Priests and children alike hurry along as the cool breeze twists the almost-white nutellas and gabbies covering every head. Donkeys, sheep and the occasional camel zig-zag back and forth as they’re coaxed down the single, dusty, busy thoroughfare. Suk owners diligently sweep the constantly reappearing silt from their steps while keeping an attentive eye on passing pedestrians. Dingy bus boys shout “Wukero, Wukero, Wukero,” as though the road leads to more than one place. The harsh Ethiopian sun always rises a little brighter on Saturdays. It’s market day in Atsbi.
Ethiopians keep their to-do lists tucked neatly away in their heads, but the first errand on the busiest day of the week is always a tiny cup of tea and a little, round loaf of dense bread.

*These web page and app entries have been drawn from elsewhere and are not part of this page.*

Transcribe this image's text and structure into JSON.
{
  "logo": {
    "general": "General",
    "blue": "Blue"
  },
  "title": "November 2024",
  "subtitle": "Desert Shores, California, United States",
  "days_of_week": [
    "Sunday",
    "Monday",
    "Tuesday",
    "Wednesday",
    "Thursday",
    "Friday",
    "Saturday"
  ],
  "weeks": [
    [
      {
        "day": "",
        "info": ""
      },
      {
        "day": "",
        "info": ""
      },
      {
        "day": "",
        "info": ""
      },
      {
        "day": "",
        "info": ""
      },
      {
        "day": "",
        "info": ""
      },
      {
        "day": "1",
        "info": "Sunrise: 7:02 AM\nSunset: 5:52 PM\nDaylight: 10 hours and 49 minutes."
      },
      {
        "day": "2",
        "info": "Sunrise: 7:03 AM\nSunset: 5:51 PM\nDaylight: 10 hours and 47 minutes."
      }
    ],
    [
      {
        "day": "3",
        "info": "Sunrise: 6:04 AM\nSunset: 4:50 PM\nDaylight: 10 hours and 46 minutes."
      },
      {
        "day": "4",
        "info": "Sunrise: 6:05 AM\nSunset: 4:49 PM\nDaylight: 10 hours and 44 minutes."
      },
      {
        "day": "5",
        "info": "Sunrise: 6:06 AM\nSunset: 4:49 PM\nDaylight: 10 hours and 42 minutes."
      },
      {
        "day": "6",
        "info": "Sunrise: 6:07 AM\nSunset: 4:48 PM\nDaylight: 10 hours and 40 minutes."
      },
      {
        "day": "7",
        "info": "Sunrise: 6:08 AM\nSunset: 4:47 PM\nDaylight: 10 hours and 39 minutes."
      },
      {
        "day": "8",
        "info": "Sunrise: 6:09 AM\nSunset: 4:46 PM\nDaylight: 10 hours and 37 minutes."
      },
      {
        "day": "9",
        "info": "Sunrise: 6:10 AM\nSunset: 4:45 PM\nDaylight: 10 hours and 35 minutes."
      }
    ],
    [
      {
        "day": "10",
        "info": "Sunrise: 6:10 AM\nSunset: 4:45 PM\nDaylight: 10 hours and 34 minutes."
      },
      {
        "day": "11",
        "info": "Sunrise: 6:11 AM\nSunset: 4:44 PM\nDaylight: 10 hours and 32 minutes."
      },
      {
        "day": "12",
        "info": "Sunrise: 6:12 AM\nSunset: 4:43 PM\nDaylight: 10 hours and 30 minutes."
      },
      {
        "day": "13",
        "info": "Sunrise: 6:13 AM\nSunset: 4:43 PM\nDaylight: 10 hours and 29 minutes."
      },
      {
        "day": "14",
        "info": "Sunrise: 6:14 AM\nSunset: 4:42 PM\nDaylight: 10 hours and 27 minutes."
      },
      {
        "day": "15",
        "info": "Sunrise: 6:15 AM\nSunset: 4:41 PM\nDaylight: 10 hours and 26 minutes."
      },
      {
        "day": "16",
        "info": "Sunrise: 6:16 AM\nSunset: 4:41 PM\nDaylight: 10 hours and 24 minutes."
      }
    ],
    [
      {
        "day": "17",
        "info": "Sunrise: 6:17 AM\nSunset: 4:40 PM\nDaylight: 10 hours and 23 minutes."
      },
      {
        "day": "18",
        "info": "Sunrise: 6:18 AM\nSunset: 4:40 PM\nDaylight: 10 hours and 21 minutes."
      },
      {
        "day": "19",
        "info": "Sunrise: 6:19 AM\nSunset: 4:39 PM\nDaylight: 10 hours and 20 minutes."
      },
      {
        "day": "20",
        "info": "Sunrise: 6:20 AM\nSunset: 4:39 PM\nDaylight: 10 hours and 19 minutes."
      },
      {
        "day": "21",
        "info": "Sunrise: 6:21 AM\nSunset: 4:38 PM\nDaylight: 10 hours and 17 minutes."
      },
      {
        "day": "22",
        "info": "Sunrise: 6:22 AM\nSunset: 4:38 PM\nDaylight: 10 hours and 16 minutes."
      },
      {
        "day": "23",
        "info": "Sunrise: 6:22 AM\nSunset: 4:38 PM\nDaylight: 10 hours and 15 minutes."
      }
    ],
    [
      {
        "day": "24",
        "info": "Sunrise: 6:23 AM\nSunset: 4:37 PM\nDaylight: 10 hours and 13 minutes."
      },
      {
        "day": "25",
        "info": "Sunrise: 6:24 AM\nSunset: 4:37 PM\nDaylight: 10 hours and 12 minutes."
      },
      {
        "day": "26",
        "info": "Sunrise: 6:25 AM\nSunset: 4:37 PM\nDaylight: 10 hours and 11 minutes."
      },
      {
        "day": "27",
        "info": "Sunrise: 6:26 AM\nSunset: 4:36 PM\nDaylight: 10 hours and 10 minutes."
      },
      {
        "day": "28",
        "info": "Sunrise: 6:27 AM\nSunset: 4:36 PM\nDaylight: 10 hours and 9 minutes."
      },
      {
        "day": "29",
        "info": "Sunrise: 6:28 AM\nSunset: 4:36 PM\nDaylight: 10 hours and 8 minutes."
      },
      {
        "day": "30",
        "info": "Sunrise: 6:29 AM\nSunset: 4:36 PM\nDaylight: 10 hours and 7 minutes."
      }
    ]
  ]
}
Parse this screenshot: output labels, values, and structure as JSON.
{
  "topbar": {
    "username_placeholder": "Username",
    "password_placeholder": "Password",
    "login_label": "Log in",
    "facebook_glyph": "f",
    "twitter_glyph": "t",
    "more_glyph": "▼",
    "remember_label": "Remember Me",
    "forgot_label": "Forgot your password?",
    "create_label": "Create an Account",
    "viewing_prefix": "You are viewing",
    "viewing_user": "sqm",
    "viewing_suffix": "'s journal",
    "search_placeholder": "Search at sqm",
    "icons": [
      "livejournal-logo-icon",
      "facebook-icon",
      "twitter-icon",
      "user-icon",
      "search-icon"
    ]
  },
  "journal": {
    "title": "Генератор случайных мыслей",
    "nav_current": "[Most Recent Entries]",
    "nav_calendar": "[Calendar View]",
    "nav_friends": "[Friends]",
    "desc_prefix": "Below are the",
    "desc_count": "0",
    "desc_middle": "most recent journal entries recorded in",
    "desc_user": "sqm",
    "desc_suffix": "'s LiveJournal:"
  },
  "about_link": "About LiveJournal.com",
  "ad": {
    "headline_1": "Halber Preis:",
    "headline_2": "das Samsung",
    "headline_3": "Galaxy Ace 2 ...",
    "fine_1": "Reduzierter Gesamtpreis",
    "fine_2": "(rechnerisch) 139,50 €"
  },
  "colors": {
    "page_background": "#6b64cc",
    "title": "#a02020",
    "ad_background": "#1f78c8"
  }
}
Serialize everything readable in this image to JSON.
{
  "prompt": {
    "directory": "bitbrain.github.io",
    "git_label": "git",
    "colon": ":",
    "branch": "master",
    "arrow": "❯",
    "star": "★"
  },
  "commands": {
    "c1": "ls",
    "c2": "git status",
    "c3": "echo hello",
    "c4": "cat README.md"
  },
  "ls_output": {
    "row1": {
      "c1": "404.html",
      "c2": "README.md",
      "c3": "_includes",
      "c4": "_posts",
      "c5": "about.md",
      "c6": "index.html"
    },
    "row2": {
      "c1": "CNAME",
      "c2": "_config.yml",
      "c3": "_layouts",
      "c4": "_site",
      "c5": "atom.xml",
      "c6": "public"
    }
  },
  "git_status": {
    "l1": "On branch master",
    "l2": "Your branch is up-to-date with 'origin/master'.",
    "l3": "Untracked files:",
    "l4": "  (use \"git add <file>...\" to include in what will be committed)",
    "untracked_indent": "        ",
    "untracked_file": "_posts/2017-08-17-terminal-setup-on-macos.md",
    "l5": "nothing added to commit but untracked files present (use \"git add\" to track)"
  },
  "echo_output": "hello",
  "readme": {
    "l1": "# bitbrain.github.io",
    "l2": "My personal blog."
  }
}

Whether in a café, a dark room tucked away in a hidden compound, or in the snotty hand of a smiling child, breakfast comes with a dose of Tigrinia music. Boom-boom, boom-boom, boom-boom. The day follows a similar, perpetual rhythm.
As the sun finds it’s way to the middle of the sky, everyone finds his or her way to the market grounds. Swarming masses of people expertly maneuver through a maze of pointy piles of goods and lean-to stalls as they search for just the right sized head of cabbage. Everyone buys and everyone sells. Spicy, tantalizing smells waft from heaps of colorful, exotic spices. One-kilo blocks of salt are arranged next to refilled bottles of reddish palm oil, which are arranged next to mismatched plastic shoes. The chaotic mess has an unusual, constant flow that works. And works well.
The disorder seems only to occupy one part of town at a time. When baskets are full of potatoes to last a week, festal boys have sold all their bags and nothing remains at the north end of town but squashed tomatoes and hungry pigs, the chaos moves inside. Shopkeepers have stocked the shelves for this very moment. Even the tiniest spaces can fit a crowd of waiting customers. Wobbly ladders bravely support men, women and children trying to reach soap, cookies, fingernail polish and pens. They’re good at math. There’s no time to waste with calculators as ratty one-birr bills change hands.
Once again the wana mangadi, main road, is congested. This time the priests and children alike are hurrying along in the other direction. Walking sticks balanced on their shoulders hold satchels full of the day’s prizes. It’s enough to last a week. As the shadows grow longer the buzz dies down. Only a faint boom-boom, boom-boom, boom-boom can be heard escaping from the darkened doorways. It’s market day in Atsbi.